Improving reproductive, maternal, and newborn healthcare requires a systemic approach that places quality at the center of health system governance and works across national, state, and facility levels to ensure the coordination of quality improvement strategies. The panelists unanimously agreed that improving quality of care requires strong partnerships, health system redesign and innovation, improved training curricula for health workers, and a concerted community demand for quality care.

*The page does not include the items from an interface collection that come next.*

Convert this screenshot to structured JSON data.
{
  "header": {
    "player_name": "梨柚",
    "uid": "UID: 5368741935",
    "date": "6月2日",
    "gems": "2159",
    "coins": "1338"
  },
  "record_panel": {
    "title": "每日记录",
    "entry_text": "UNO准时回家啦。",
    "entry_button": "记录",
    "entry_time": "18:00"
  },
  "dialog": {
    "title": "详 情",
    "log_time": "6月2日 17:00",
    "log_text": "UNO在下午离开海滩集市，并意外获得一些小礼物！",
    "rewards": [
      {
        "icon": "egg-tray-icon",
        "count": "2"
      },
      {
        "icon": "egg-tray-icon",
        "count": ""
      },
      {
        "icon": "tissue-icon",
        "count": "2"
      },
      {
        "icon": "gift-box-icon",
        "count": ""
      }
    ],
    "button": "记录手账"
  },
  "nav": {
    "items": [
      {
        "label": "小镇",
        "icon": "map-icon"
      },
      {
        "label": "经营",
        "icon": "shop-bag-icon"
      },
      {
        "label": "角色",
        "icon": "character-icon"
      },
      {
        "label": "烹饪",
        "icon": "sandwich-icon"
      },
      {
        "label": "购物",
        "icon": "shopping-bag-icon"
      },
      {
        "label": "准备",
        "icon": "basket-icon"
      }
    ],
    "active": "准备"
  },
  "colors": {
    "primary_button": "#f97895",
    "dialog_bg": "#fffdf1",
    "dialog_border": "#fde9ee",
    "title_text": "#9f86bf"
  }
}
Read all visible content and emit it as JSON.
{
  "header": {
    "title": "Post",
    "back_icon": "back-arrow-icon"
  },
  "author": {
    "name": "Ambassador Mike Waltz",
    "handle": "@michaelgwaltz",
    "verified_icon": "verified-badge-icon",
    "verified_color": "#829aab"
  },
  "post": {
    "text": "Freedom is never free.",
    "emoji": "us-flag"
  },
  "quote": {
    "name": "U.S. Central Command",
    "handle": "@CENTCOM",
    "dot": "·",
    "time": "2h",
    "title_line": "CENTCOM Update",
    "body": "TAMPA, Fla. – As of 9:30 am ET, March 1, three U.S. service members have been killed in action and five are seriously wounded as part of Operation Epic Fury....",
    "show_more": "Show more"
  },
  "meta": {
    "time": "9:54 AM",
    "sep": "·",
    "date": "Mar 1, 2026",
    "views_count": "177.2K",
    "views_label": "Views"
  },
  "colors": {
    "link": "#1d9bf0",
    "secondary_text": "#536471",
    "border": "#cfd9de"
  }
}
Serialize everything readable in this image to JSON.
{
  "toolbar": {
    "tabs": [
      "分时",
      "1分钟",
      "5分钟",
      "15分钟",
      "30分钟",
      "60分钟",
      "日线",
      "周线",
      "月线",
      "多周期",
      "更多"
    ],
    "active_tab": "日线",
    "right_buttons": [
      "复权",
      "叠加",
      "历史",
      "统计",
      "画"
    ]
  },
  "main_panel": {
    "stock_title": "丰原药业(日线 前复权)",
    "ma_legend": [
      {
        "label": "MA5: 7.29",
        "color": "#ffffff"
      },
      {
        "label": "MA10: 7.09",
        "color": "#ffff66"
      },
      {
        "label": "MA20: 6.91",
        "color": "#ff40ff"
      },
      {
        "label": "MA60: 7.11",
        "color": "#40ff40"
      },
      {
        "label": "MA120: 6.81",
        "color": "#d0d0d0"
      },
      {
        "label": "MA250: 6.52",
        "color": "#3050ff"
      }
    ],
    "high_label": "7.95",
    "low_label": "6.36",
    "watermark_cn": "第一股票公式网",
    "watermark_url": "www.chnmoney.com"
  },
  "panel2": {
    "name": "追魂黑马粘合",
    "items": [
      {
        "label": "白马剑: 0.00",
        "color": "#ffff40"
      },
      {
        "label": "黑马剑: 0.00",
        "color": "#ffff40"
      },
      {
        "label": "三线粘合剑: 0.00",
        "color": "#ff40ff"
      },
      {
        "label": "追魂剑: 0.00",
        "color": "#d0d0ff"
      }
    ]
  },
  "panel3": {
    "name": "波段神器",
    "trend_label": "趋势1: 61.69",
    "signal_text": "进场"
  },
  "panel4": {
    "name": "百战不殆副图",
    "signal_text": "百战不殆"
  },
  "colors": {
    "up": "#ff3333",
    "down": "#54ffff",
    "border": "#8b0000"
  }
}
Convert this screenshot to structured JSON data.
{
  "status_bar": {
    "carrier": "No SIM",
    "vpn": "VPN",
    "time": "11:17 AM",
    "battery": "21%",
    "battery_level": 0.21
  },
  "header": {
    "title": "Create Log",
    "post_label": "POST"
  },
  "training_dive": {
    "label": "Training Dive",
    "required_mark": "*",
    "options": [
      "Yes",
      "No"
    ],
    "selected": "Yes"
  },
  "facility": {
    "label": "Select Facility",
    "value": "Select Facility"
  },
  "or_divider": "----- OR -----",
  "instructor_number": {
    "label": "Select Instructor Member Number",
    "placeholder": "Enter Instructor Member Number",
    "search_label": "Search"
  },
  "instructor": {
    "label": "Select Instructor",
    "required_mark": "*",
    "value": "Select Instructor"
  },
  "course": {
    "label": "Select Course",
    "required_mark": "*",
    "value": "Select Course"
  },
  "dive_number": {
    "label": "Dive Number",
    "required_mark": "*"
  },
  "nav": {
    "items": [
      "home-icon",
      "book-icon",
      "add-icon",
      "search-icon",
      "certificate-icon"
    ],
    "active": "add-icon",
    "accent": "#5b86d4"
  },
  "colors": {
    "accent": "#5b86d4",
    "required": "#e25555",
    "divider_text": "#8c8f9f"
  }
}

Policymakers and future studies should focus on the underlying factors that drive poor quality healthcare by documenting experiences of care, in addition to investing in local adaptation and sustainable interventions that engage all levels of governance and address both access and quality as key players in improving health outcomes. “We need to build capacity in local leaders to absorb quality of care interventions,” said Sabiiti.
Many of the panelists agreed that it was time for taking fresh approaches, because old ones had not worked. “Doing things better means doing things differently,” said Dr. Boniface Onwe, Ministry of Health, Nigeria.
Written by Isabel Griffith, edited by Sarah Barnes and Sandra Yin.
Dr. Koki Agarwal
Dr. Margaret Kruk
Dr. Blerta Maliqi
Dr. Chibugo Okoli
Dr. Boniface Onwe
Dr. Jesca Nsungwa Sabiiti
Dr. Sodzi Sodzi-Tettey
Maternal Health Initiative
Life and health are the most basic human rights, yet disparities between and within countries continue to grow. No single solution or institution can address the variety of health concerns the world faces. By leveraging, building on, and coordinating the Wilson Center’s strong regional and cross-cutting programming, the Maternal Health Initiative (MHI) promotes dialogue and understanding among practitioners, scholars, community leaders, and policymakers. Read more
Global Risk and Resilience Program
The Global Risk and Resilience Program (GRRP) seeks to support the development of inclusive, resilient networks in local communities facing global change. By providing a platform for sharing lessons, mapping knowledge, and linking people and ideas, GRRP and its affiliated programs empower policymakers, practitioners, and community members to participate in the global dialogue on sustainability and resilience. Empowered communities are better able to develop flexible, diverse, and equitable networks of resilience that can improve their health, preserve their natural resources, and build peace between people in a changing world. Read more